Probation services are designed to protect the public and reduce reoffending by supervising offenders in the community, overseeing their rehabilitation and ensuring that they understand the impact of their crimes on victims. The Ministry of Justice (the Ministry), through HM Prison & Probation Service (HMPPS), is responsible for probation services in England and Wales. As at September 2018, 257,000 offenders were supervised by probation services. In 2013, the Ministry embarked on a major reform of probation services to deliver a ‘rehabilitation revolution’. It created 21 privately owned Community Rehabilitation Companies (CRCs) to manage low- and medium-risk offenders and the public sector National Probation Service (NPS) to manage those posing higher risks. CRC owners took over in 2015, but as early as 2017 the Ministry had to amend its contracts with CRCs to increase their income and stabilise failing services.

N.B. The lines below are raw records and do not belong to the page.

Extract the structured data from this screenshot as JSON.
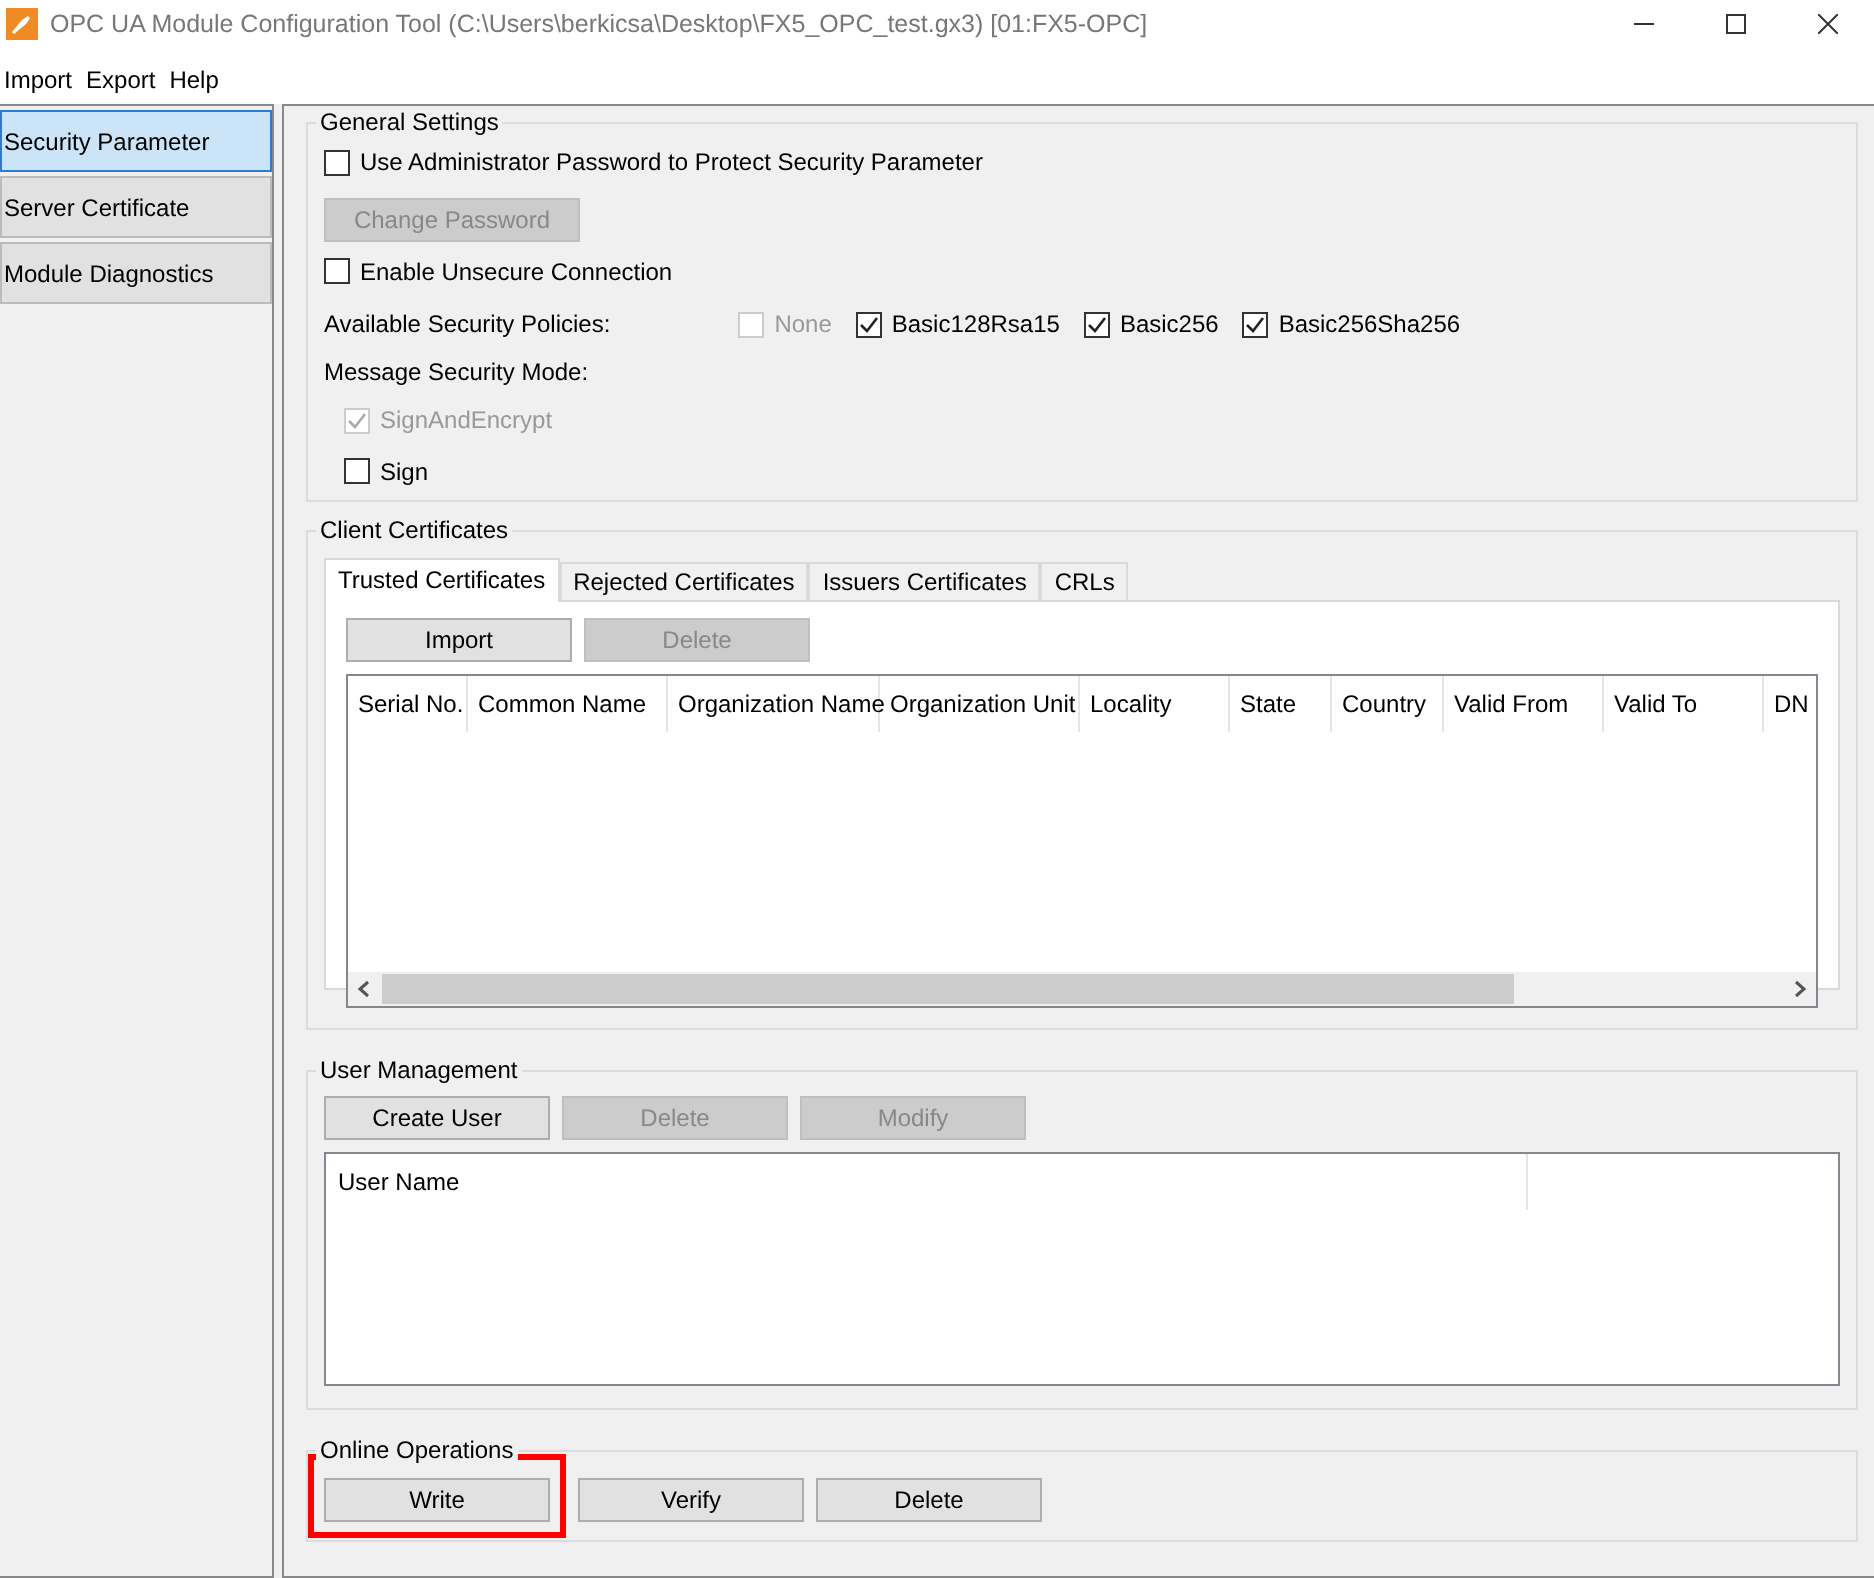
{
  "window": {
    "title": "OPC UA Module Configuration Tool (C:\\Users\\berkicsa\\Desktop\\FX5_OPC_test.gx3) [01:FX5-OPC]"
  },
  "menu": [
    "Import",
    "Export",
    "Help"
  ],
  "sidebar": {
    "items": [
      {
        "label": "Security Parameter",
        "selected": true
      },
      {
        "label": "Server Certificate",
        "selected": false
      },
      {
        "label": "Module Diagnostics",
        "selected": false
      }
    ]
  },
  "general_settings": {
    "title": "General Settings",
    "admin_password": {
      "label": "Use Administrator Password to Protect Security Parameter",
      "checked": false
    },
    "change_password": {
      "label": "Change Password",
      "disabled": true
    },
    "unsecure_connection": {
      "label": "Enable Unsecure Connection",
      "checked": false
    },
    "policies": {
      "label": "Available Security Policies:",
      "options": [
        {
          "label": "None",
          "checked": false,
          "disabled": true
        },
        {
          "label": "Basic128Rsa15",
          "checked": true,
          "disabled": false
        },
        {
          "label": "Basic256",
          "checked": true,
          "disabled": false
        },
        {
          "label": "Basic256Sha256",
          "checked": true,
          "disabled": false
        }
      ]
    },
    "mode": {
      "label": "Message Security Mode:",
      "options": [
        {
          "label": "SignAndEncrypt",
          "checked": true,
          "disabled": true
        },
        {
          "label": "Sign",
          "checked": false,
          "disabled": false
        }
      ]
    }
  },
  "client_certificates": {
    "title": "Client Certificates",
    "tabs": [
      {
        "label": "Trusted Certificates",
        "selected": true
      },
      {
        "label": "Rejected Certificates",
        "selected": false
      },
      {
        "label": "Issuers Certificates",
        "selected": false
      },
      {
        "label": "CRLs",
        "selected": false
      }
    ],
    "buttons": [
      {
        "label": "Import",
        "disabled": false
      },
      {
        "label": "Delete",
        "disabled": true
      }
    ],
    "columns": [
      "Serial No.",
      "Common Name",
      "Organization Name",
      "Organization Unit",
      "Locality",
      "State",
      "Country",
      "Valid From",
      "Valid To",
      "DN"
    ]
  },
  "user_management": {
    "title": "User Management",
    "buttons": [
      {
        "label": "Create User",
        "disabled": false
      },
      {
        "label": "Delete",
        "disabled": true
      },
      {
        "label": "Modify",
        "disabled": true
      }
    ],
    "columns": [
      "User Name"
    ]
  },
  "online_operations": {
    "title": "Online Operations",
    "buttons": [
      {
        "label": "Write",
        "disabled": false,
        "highlighted": true
      },
      {
        "label": "Verify",
        "disabled": false,
        "highlighted": false
      },
      {
        "label": "Delete",
        "disabled": false,
        "highlighted": false
      }
    ]
  }
}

In July 2018 the Ministry announced it would terminate its contracts with CRCs 14 months early, in December 2020. In February 2019, Working Links, the owner of three CRCs, went into administration followed by Interserve, the owner of five CRCs, which went into administration in March 2019. The Ministry has consulted on its future model for probation, but it has not yet made decisions about what will replace the current failing system. This project has been beset by major difficulties from its outset and whilst we appreciate the Ministry’s acknowledgement that it was wrong to set its original timescale, it remains to be seen how it will manage to minimise additional costs while at the same time delivering a radically redesigned reform programme. We are also very concerned about the impact of the failures of the Through the Gate (TTG) services on both offenders and victims. TTG services were intended to provide support and minimise the risk of reoffending by helping offenders to find employment and stable accommodation as well as helping with financial and emotional support. However, TTG services have consistently failed to deliver or meet required quality standards. Offenders have been let down by a lack of understanding in how to offer tailored support, poor staff training, a focus on meeting targets rather than specific needs and an unacceptable failure in providing stable and suitable accommodation.
Published: 3 May 2019